For-Profit College Oversight Bill Clears House

The Kentucky House Thursday said yes to legislation requiring greater oversight of for-profit colleges in the state. But it wasn’t a resounding yes.

The bill, sponsored by Louisville Representative Reginald Meeks, cleared the chamber 57-38.

“The bill shrinks their board, provides for greater transparency, greater oversight,” he said. “And it moves for-profit schools that offer degree programs over to the CPE [Council on Postsecondary Education] where all other schools that offer degree programs reside.”
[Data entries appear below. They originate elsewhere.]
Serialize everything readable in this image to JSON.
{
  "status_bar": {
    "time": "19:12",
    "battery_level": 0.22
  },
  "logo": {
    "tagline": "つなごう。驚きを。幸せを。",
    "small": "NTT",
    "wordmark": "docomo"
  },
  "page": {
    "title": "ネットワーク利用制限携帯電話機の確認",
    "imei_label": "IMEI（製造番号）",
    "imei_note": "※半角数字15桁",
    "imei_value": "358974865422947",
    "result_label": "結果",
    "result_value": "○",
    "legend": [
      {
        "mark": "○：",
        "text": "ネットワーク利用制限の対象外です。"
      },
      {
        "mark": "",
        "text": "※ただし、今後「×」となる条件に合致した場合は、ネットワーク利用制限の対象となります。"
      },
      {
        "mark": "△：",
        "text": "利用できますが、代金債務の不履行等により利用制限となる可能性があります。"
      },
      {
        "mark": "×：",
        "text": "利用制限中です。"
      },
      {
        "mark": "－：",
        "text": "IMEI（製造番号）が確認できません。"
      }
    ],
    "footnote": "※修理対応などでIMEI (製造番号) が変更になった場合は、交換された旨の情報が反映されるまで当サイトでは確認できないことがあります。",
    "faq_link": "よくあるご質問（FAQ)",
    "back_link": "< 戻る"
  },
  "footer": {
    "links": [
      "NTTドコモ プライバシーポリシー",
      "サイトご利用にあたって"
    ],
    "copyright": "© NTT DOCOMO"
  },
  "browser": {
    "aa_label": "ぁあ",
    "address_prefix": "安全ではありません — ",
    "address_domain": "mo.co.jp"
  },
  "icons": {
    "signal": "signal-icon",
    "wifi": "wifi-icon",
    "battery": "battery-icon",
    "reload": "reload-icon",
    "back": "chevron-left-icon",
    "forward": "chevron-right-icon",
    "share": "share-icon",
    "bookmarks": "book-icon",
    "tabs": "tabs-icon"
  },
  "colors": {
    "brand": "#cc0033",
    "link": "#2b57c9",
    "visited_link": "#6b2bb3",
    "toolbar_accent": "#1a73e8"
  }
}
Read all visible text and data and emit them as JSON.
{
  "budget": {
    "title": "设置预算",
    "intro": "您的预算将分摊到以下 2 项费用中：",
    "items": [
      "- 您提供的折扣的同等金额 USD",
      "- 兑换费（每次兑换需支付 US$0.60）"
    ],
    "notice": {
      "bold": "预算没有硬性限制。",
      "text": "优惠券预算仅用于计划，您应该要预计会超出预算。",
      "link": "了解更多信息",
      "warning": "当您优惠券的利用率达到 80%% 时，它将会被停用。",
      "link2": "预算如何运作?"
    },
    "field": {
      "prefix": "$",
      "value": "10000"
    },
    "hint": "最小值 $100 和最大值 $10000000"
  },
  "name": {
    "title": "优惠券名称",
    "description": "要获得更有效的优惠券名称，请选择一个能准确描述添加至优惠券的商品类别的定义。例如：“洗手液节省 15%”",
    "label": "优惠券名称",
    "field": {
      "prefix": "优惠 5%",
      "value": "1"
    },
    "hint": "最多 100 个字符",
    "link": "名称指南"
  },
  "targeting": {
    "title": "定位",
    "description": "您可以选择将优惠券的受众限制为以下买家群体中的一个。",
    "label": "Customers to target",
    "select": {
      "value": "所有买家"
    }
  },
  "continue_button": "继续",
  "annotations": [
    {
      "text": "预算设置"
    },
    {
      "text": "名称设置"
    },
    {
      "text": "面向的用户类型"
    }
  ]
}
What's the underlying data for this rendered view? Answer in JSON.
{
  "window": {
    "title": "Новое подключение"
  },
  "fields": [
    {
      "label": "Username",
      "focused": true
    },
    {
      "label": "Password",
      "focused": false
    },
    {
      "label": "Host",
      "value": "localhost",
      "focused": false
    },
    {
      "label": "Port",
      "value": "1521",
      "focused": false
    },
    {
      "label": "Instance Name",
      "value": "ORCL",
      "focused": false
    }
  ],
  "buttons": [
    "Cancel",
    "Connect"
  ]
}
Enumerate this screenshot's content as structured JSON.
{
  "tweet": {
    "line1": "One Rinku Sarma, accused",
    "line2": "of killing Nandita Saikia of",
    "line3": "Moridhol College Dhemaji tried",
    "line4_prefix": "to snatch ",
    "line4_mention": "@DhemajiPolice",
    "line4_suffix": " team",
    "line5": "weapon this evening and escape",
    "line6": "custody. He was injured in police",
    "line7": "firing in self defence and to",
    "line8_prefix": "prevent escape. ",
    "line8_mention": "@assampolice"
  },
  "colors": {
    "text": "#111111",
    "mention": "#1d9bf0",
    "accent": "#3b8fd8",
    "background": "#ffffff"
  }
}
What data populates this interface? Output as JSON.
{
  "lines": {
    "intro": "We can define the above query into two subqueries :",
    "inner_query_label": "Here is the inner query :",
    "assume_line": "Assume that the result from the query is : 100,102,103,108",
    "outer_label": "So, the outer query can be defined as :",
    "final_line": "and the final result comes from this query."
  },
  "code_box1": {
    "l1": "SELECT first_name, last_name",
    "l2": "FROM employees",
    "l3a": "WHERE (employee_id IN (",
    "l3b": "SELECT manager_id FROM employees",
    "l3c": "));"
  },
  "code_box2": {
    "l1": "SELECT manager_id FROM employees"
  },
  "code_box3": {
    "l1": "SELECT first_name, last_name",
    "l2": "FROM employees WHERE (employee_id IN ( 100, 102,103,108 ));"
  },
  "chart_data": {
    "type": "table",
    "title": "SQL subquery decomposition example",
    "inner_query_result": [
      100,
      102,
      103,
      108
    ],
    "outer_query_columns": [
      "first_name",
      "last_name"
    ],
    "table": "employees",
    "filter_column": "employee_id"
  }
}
“This bill needs to have a little bit more thought put into it and it needs to be organized a little bit better,” said Louisville Representative Jim Wayne, who voted for the measure. “The hope was that in passing it today out of the House, we can send it to the Senate, and in the process it can be improved along the way.”

Louisville Representative Bob DeWeese was among the bill’s opponents.

“There are many of those for-profit schools that are excellent. Sullivan University in Louisville, their cooking school was invited to go to Beijing and cook for all the Olympics the last time we were over there,” he said.

The bill now heads to the Senate. The Senate Appropriations and Revenue Committee Thursday held a third day of hearings on the Medicaid budget bill approved by the House, but took no vote. Lawmakers have only eight more days to finish their work.

Local News Politics

Optometry Bill On Its Way To Beshear

It wasn’t introduced until February. Neither House and Senate leaders nor the governor ever mentioned it as a priority. But a bill allowing optometrists to perform certain surgical procedures currently only done by ophthalmologists—who are medical doctors—is on its way to Governor Steve Beshear for his signature.

It passed the House 81-14, over the objections of Representative Bob DeWeese, who’s a medical doctor.

“Ophthalmologists have been to medical school. They’ve spent five years in surgical training of the eye. And I just wanted to point that out to the body. There is a difference,” he says.

House Speaker Greg Stumbo is defending the legislation. Stumbo admits the bill was heavily lobbied by optometrists, but does not believe it poses any health dangers.

“We all certainly hope that none of the fears do play out. But again, the experience of the other state that has this type of legislation – Oklahoma – it’s been in effect over a decade. That’s not been the case in Oklahoma,” he says.

Aside from DeWeese, the other medical doctor in the House, Representative David Watkins, also opposed the bill.